Today’s Journey Through Scripture Readings: 1Samuel 15-16; Luke 10:25-42
“Take a heifer with you,” the Lord replied, “and say, ‘I have come to make a sacrifice to the Lord.’ 3 Invite Jesse to the sacrifice, and I will make clear to you what you should do. You will anoint for me the person I point out to you.”
4 Samuel did what the Lord instructed. When he came to Bethlehem, the city elders came to meet him. They were shaking with fear. “Do you come in peace?” they asked.
5 “Yes,” Samuel answered. “I’ve come to make a sacrifice to the Lord. Now make yourselves holy, then come with me to the sacrifice.” Samuel made Jesse and his sons holy and invited them to the sacrifice as well.
6 When they arrived, Samuel looked at Eliab and thought, That must be the Lord’s anointed right in front.
7 But the Lord said to Samuel, “Have no regard for his appearance or stature, because I haven’t selected him. God doesn’t look at things like humans do. Humans see only what is visible to the eyes, but the Lord sees into the heart.”

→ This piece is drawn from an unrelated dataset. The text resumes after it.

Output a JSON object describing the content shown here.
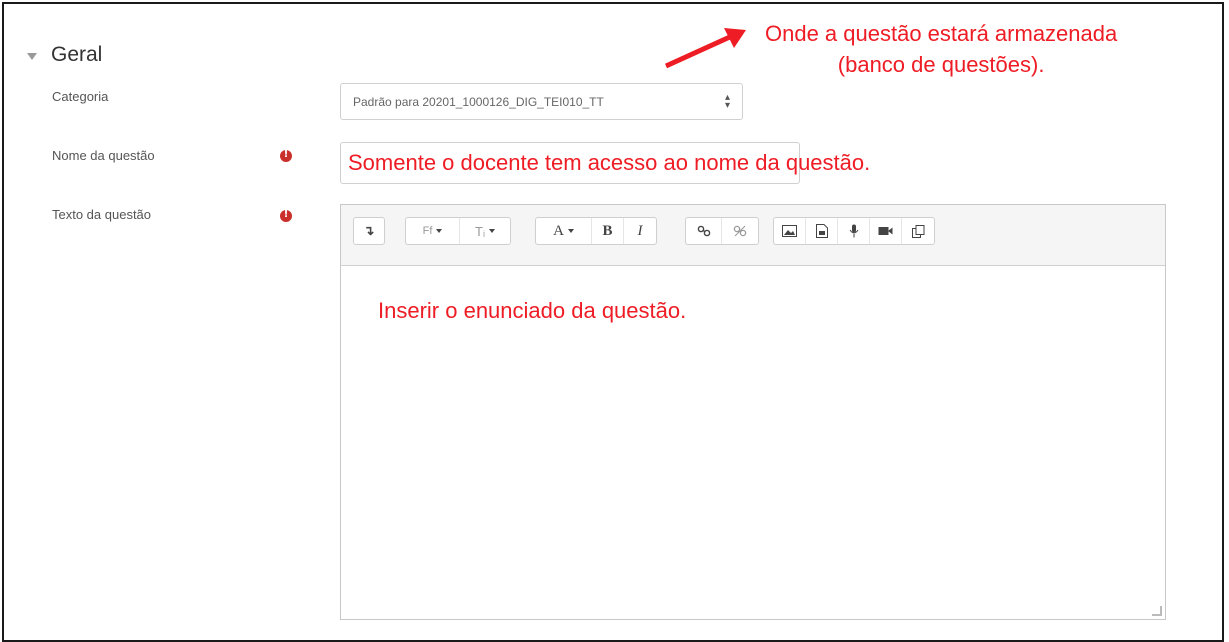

8 Next Jesse called for Abinadab, who presented himself to Samuel, but he said, “The Lord hasn’t chosen this one either.” 9 So Jesse presented Shammah, but Samuel said, “No, the Lord hasn’t chosen this one.” 10 Jesse presented seven of his sons to Samuel, but Samuel said to Jesse, “The Lord hasn’t picked any of these.” 11 Then Samuel asked Jesse, “Is that all of your boys?”
“There is still the youngest one,” Jesse answered, “but he’s out keeping the sheep.”
“Send for him,” Samuel told Jesse, “because we can’t proceed until he gets here.”
12 So Jesse sent and brought him in. He was reddish brown, had beautiful eyes, and was good-looking. The Lord said, “That’s the one. Go anoint him.” 13 So Samuel took the horn of oil and anointed him right there in front of his brothers. The Lord’s spirit came over David from that point forward.
Then Samuel left and went to Ramah. (1 Samuel 16:2c-13, Common English Bible)
My new car? That car pictured above? Highly unlikely!!! I might dream of such but it just isn’t very likely to happen.
Do you know what else is highly unlikely? The whole scenario laid out above from 1 Samuel.
If you stop and think about it, who among us would have drawn up this plot twist from our lesson today? Our king selection wouldn’t have come from some shepherd family. Shepherds were just about the lowest rung on the Israelite social ladder and yet a king would come from a shepherd family. Even if they were a high brow shepherd family, and there is no indication that such would be the case, but even if they were, they would just be the highest ranking or a very low ranking set of people.
Who would we pick? We would be much more likely to select someone to replace Saul from Saul’s own court. They would have to be someone far more ambitious to come to power than they were loyal to Saul. Still, it could be done.
It could be done but it still presents its own set of problems. If you found someone to replace Saul who craved power over loyalty, they are going to want immediate power. God was willing to wait, God needed to wait. Again, it is timing we most likely wouldn’t choose. After all, Saul has been disobedient. He needs to go. It’s time for him to go. Wait around to see a new king grow up. Well, that’s highly unlikely.
Then there is the place. Who would ever decide to anoint a king in a backwater little town like Bethlehem with no one around? We would probably want to anoint the new king during halftime of the Super Bowl or something. Something with a huge audience present and something with an even larger audience on television. There is a new Sheriff, OK, there is a new King in town and we want the world to know about it. Highly unlikely.
And on top of all that, there was the exact person Samuel, acting on God’s behalf, chooses. This guy was beyond highly unlikely. His family things him so unlikely, he wasn’t even invited to the party. While everyone is out hoping to be the new king, David is out watching the sheep. After Samuel rejects all the other brothers and asks if there are any more, that young David enters the scene. Highly unlikely.
Instead of a shepherd boy, most of us would have chosen a man. Instead of Bethlehem we would have at least gone to Jerusalem. Instead of a king ready to assume leadership like we would have chosen God picks a king that both he and the Israelites would have to wait to come to power. Highly unlikely.
What we would see as highly unlikely was exactly the course of action God decided to follow. Saul would remain in power for now. God would wait. God would wait for David, Israel’s greatest king to become a man responsible enough to reign over God’s people Israel. Saul hadn’t worked out well. God would see to it, Israel’s second king would be a better choice than the first, even if that would seem highly unlikely.
Have a blessed day in the Lord.
With Joy and Thankfulness,
Copyright 2018, J. Keith Broyles, All Rights Reserved